Assignment » Here are some records. Repeat them all exactly.

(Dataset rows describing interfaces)
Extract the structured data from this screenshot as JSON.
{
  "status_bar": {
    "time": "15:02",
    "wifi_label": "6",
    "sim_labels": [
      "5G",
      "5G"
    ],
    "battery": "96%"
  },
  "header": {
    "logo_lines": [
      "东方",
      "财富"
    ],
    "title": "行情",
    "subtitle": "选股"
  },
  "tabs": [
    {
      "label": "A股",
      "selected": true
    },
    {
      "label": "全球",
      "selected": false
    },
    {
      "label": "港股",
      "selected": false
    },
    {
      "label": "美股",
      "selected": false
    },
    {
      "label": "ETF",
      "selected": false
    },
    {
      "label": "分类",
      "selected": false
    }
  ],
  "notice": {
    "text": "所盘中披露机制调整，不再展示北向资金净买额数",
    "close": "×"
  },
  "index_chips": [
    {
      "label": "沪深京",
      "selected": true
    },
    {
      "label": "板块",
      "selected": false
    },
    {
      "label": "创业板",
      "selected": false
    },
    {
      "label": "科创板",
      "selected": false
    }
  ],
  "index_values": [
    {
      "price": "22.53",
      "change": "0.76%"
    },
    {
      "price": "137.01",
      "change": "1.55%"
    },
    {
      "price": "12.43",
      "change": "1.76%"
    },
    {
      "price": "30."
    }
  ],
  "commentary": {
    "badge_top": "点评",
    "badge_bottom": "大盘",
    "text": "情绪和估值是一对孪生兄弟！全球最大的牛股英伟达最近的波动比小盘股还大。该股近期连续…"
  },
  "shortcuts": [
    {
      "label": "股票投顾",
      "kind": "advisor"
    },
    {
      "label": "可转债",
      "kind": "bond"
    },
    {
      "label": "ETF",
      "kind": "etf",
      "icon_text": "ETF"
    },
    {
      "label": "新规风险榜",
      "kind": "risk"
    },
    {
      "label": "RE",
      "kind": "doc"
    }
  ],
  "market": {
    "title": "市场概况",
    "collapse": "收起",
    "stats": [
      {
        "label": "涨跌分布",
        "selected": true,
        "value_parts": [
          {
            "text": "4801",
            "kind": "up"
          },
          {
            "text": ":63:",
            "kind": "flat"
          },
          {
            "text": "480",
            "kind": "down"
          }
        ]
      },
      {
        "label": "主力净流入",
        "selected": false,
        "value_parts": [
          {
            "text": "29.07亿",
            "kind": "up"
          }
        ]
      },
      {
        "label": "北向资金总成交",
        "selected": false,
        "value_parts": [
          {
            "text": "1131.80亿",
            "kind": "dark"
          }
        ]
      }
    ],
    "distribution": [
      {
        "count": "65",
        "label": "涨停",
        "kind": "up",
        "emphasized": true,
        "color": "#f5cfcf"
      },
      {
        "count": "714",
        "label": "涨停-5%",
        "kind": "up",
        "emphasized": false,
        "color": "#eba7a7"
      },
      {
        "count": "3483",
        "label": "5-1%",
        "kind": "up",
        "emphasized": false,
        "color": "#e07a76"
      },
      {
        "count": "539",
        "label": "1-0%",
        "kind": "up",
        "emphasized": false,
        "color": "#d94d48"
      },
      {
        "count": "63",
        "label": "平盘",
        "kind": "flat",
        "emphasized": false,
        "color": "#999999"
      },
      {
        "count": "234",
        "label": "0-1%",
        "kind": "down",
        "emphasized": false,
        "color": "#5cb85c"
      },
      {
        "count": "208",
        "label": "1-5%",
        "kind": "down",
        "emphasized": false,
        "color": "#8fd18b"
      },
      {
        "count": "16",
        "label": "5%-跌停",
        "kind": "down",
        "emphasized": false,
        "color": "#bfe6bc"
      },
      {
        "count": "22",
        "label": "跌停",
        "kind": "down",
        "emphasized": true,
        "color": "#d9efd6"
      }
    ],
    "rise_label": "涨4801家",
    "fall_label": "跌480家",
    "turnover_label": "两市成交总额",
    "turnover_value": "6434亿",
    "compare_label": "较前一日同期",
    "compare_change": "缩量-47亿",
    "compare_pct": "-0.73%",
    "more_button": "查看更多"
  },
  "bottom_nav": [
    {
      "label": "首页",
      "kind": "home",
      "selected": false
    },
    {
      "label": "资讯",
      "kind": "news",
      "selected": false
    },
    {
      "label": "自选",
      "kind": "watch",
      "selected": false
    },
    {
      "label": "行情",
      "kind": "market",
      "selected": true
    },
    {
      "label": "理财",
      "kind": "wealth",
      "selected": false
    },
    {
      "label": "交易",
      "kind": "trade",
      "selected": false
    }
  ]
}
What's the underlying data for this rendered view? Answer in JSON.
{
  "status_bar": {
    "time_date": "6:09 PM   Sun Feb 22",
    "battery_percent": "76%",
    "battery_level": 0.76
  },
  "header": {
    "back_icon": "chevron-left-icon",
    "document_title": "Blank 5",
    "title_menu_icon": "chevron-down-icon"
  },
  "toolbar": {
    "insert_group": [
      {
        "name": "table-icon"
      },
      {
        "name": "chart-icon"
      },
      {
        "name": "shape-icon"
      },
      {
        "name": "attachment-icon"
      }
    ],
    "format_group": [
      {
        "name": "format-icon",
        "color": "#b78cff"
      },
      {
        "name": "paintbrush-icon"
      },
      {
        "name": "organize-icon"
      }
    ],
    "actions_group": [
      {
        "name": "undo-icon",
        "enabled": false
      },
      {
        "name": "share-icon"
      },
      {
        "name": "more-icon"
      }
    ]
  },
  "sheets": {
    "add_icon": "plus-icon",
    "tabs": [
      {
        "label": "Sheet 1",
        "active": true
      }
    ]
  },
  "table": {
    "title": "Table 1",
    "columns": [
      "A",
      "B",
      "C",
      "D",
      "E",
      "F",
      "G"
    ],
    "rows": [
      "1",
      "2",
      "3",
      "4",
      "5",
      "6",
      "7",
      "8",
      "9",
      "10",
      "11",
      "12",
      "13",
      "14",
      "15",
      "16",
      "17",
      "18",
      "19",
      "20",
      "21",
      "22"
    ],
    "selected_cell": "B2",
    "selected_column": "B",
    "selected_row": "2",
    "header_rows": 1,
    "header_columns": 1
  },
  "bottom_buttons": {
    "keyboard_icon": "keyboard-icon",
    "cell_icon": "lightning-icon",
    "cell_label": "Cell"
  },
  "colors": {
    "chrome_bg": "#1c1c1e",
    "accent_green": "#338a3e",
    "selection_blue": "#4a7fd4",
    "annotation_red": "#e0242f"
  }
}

Solution to the exercise »
Extract the structured data from this screenshot as JSON.
{
  "status_bar": {
    "time": "15:02",
    "wifi_label": "6",
    "sim_labels": [
      "5G",
      "5G"
    ],
    "battery": "96%"
  },
  "header": {
    "logo_lines": [
      "东方",
      "财富"
    ],
    "title": "行情",
    "subtitle": "选股"
  },
  "tabs": [
    {
      "label": "A股",
      "selected": true
    },
    {
      "label": "全球",
      "selected": false
    },
    {
      "label": "港股",
      "selected": false
    },
    {
      "label": "美股",
      "selected": false
    },
    {
      "label": "ETF",
      "selected": false
    },
    {
      "label": "分类",
      "selected": false
    }
  ],
  "notice": {
    "text": "所盘中披露机制调整，不再展示北向资金净买额数",
    "close": "×"
  },
  "index_chips": [
    {
      "label": "沪深京",
      "selected": true
    },
    {
      "label": "板块",
      "selected": false
    },
    {
      "label": "创业板",
      "selected": false
    },
    {
      "label": "科创板",
      "selected": false
    }
  ],
  "index_values": [
    {
      "price": "22.53",
      "change": "0.76%"
    },
    {
      "price": "137.01",
      "change": "1.55%"
    },
    {
      "price": "12.43",
      "change": "1.76%"
    },
    {
      "price": "30."
    }
  ],
  "commentary": {
    "badge_top": "点评",
    "badge_bottom": "大盘",
    "text": "情绪和估值是一对孪生兄弟！全球最大的牛股英伟达最近的波动比小盘股还大。该股近期连续…"
  },
  "shortcuts": [
    {
      "label": "股票投顾",
      "kind": "advisor"
    },
    {
      "label": "可转债",
      "kind": "bond"
    },
    {
      "label": "ETF",
      "kind": "etf",
      "icon_text": "ETF"
    },
    {
      "label": "新规风险榜",
      "kind": "risk"
    },
    {
      "label": "RE",
      "kind": "doc"
    }
  ],
  "market": {
    "title": "市场概况",
    "collapse": "收起",
    "stats": [
      {
        "label": "涨跌分布",
        "selected": true,
        "value_parts": [
          {
            "text": "4801",
            "kind": "up"
          },
          {
            "text": ":63:",
            "kind": "flat"
          },
          {
            "text": "480",
            "kind": "down"
          }
        ]
      },
      {
        "label": "主力净流入",
        "selected": false,
        "value_parts": [
          {
            "text": "29.07亿",
            "kind": "up"
          }
        ]
      },
      {
        "label": "北向资金总成交",
        "selected": false,
        "value_parts": [
          {
            "text": "1131.80亿",
            "kind": "dark"
          }
        ]
      }
    ],
    "distribution": [
      {
        "count": "65",
        "label": "涨停",
        "kind": "up",
        "emphasized": true,
        "color": "#f5cfcf"
      },
      {
        "count": "714",
        "label": "涨停-5%",
        "kind": "up",
        "emphasized": false,
        "color": "#eba7a7"
      },
      {
        "count": "3483",
        "label": "5-1%",
        "kind": "up",
        "emphasized": false,
        "color": "#e07a76"
      },
      {
        "count": "539",
        "label": "1-0%",
        "kind": "up",
        "emphasized": false,
        "color": "#d94d48"
      },
      {
        "count": "63",
        "label": "平盘",
        "kind": "flat",
        "emphasized": false,
        "color": "#999999"
      },
      {
        "count": "234",
        "label": "0-1%",
        "kind": "down",
        "emphasized": false,
        "color": "#5cb85c"
      },
      {
        "count": "208",
        "label": "1-5%",
        "kind": "down",
        "emphasized": false,
        "color": "#8fd18b"
      },
      {
        "count": "16",
        "label": "5%-跌停",
        "kind": "down",
        "emphasized": false,
        "color": "#bfe6bc"
      },
      {
        "count": "22",
        "label": "跌停",
        "kind": "down",
        "emphasized": true,
        "color": "#d9efd6"
      }
    ],
    "rise_label": "涨4801家",
    "fall_label": "跌480家",
    "turnover_label": "两市成交总额",
    "turnover_value": "6434亿",
    "compare_label": "较前一日同期",
    "compare_change": "缩量-47亿",
    "compare_pct": "-0.73%",
    "more_button": "查看更多"
  },
  "bottom_nav": [
    {
      "label": "首页",
      "kind": "home",
      "selected": false
    },
    {
      "label": "资讯",
      "kind": "news",
      "selected": false
    },
    {
      "label": "自选",
      "kind": "watch",
      "selected": false
    },
    {
      "label": "行情",
      "kind": "market",
      "selected": true
    },
    {
      "label": "理财",
      "kind": "wealth",
      "selected": false
    },
    {
      "label": "交易",
      "kind": "trade",
      "selected": false
    }
  ]
}
What's the underlying data for this rendered view? Answer in JSON.
{
  "status_bar": {
    "time_date": "6:09 PM   Sun Feb 22",
    "battery_percent": "76%",
    "battery_level": 0.76
  },
  "header": {
    "back_icon": "chevron-left-icon",
    "document_title": "Blank 5",
    "title_menu_icon": "chevron-down-icon"
  },
  "toolbar": {
    "insert_group": [
      {
        "name": "table-icon"
      },
      {
        "name": "chart-icon"
      },
      {
        "name": "shape-icon"
      },
      {
        "name": "attachment-icon"
      }
    ],
    "format_group": [
      {
        "name": "format-icon",
        "color": "#b78cff"
      },
      {
        "name": "paintbrush-icon"
      },
      {
        "name": "organize-icon"
      }
    ],
    "actions_group": [
      {
        "name": "undo-icon",
        "enabled": false
      },
      {
        "name": "share-icon"
      },
      {
        "name": "more-icon"
      }
    ]
  },
  "sheets": {
    "add_icon": "plus-icon",
    "tabs": [
      {
        "label": "Sheet 1",
        "active": true
      }
    ]
  },
  "table": {
    "title": "Table 1",
    "columns": [
      "A",
      "B",
      "C",
      "D",
      "E",
      "F",
      "G"
    ],
    "rows": [
      "1",
      "2",
      "3",
      "4",
      "5",
      "6",
      "7",
      "8",
      "9",
      "10",
      "11",
      "12",
      "13",
      "14",
      "15",
      "16",
      "17",
      "18",
      "19",
      "20",
      "21",
      "22"
    ],
    "selected_cell": "B2",
    "selected_column": "B",
    "selected_row": "2",
    "header_rows": 1,
    "header_columns": 1
  },
  "bottom_buttons": {
    "keyboard_icon": "keyboard-icon",
    "cell_icon": "lightning-icon",
    "cell_label": "Cell"
  },
  "colors": {
    "chrome_bg": "#1c1c1e",
    "accent_green": "#338a3e",
    "selection_blue": "#4a7fd4",
    "annotation_red": "#e0242f"
  }
}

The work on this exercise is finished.